"2. Item, That he resteth by himselfe and his Officers, in both Pallaces at Westminster."

" 3. Item, That he chardgeth Prisoners in the Gatehouse with Writts, the Prison being within the Libertie of Westminster, and wholly to the Use of the Officers there."

" 4. Item, That he removeth out of the same Prison by Writ of Habeas Corpus, Prisoners committed by the Baliffe."

" 5. Item, That upon a Capias ut lagat. he arresteth within the Libertie by special Baliffes, notwithstanding that the Graunt made and confirmed by her Majestie, to the Dean and Chapter of Westminster; wherein Authoritie is geven to the Baliffe, to execute and retorne all Bills, Warrants, Precepts, and Writts, although they concerne any Way the King's Person; and that it shall not be lawfull for any Steward, Marhsall, or Sheriffe, to enter, for any Cause, without Licence of the Officers for the Time being, as more at large appeareth on the Graunt."

And these are the Causes that he mainteyneth, and partly to be answered in the Common Place.

To the Right Honourable the Lord Burghley, Lord High Treasurer of England.

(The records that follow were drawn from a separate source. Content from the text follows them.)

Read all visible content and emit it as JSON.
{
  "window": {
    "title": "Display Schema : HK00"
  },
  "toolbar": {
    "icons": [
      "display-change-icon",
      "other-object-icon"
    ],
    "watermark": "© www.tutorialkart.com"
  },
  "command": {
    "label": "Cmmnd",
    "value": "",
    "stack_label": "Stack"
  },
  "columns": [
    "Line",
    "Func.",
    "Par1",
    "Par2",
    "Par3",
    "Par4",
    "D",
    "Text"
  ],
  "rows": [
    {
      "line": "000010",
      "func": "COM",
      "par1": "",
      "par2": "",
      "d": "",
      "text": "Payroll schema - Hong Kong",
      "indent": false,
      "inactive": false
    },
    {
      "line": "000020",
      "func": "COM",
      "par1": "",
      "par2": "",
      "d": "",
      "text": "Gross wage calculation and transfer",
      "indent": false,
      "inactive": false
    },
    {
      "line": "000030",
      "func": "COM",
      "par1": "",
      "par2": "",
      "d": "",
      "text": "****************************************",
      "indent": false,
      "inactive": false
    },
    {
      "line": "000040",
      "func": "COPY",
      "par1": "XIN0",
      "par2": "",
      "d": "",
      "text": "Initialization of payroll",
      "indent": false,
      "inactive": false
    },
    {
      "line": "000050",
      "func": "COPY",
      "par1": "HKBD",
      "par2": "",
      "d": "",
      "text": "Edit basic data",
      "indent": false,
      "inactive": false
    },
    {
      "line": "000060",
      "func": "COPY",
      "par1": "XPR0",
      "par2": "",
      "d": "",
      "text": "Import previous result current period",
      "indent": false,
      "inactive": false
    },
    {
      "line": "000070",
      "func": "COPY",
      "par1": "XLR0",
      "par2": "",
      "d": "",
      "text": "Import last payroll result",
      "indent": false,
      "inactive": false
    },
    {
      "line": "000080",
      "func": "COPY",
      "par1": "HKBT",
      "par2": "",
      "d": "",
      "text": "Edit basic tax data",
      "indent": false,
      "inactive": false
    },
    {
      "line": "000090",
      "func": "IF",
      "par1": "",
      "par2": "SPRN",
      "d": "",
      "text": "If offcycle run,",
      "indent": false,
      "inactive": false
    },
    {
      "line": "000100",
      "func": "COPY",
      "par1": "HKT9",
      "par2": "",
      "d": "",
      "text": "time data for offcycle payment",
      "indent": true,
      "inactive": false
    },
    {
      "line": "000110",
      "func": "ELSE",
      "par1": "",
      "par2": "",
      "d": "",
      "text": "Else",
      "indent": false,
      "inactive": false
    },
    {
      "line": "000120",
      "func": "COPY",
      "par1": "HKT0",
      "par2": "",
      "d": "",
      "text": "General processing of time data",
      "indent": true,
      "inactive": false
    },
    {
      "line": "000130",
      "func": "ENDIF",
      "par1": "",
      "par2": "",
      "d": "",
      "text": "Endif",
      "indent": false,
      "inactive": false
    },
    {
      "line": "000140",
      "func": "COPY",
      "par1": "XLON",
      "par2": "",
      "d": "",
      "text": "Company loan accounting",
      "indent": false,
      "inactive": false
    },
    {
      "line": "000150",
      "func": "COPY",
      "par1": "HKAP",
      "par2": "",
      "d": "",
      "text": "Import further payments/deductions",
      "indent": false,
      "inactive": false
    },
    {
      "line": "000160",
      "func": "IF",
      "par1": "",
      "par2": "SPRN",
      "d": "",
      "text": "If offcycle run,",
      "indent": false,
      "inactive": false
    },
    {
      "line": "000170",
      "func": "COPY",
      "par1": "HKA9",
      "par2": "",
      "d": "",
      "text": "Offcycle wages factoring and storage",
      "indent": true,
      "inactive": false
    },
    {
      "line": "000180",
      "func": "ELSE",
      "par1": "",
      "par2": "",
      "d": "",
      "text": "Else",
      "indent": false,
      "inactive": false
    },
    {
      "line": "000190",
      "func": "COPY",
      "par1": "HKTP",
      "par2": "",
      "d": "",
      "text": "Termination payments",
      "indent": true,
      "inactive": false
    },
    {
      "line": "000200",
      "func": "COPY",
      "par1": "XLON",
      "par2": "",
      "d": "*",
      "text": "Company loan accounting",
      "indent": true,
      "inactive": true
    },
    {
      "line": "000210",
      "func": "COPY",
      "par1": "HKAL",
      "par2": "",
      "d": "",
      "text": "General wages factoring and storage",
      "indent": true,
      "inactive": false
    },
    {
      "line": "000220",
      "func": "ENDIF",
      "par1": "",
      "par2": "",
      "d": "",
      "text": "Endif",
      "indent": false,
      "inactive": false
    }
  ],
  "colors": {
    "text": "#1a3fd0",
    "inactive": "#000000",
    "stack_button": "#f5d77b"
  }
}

MAIE it please your good Lordship, to be informed, that Thomas Bland, now Deputie Sheriffe of the Countie of Middlesex, hath, within three Daies paste, called in Question, before the Judges of the Common Pleas, your Lordship's Authoritie within the Libertie of Westminster; and summoned me, as Deputie to your Lordship's Baliffe there, to hear and answer his Objestions; which I cannot do, without your Lordship's Pleasure therein knowne. And forasmuche as the like Enterprise hath not been done by any Undersheriffe that I can learne of, since her Majestie came to the Crowne; nor at any Time before, for the Space of one hundreth Yeres. It maie therefore please your Lordship, in respect